• Required action: Without any of the pictures, print every record below exactly.

Segment Start: Given information

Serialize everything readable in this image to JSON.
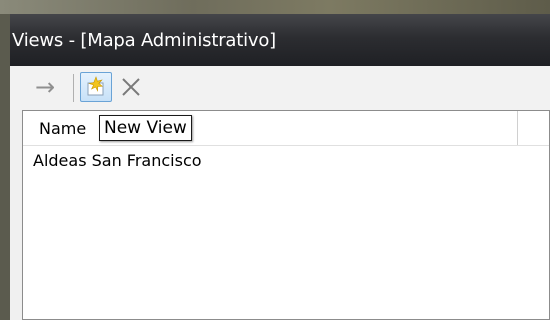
{
  "window": {
    "title": "Views - [Mapa Administrativo]"
  },
  "toolbar": {
    "items": [
      {
        "icon": "arrow-right-icon",
        "glyph": "→"
      },
      {
        "icon": "new-view-icon"
      },
      {
        "icon": "delete-icon"
      }
    ]
  },
  "list": {
    "columns": [
      "Name"
    ],
    "rows": [
      "Aldeas San Francisco"
    ]
  },
  "tooltip": {
    "text": "New View"
  }
}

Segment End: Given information

• Exercise response:
Serialize everything readable in this image to JSON.
{
  "window": {
    "title": "Views - [Mapa Administrativo]"
  },
  "toolbar": {
    "items": [
      {
        "icon": "arrow-right-icon",
        "glyph": "→"
      },
      {
        "icon": "new-view-icon"
      },
      {
        "icon": "delete-icon"
      }
    ]
  },
  "list": {
    "columns": [
      "Name"
    ],
    "rows": [
      "Aldeas San Francisco"
    ]
  },
  "tooltip": {
    "text": "New View"
  }
}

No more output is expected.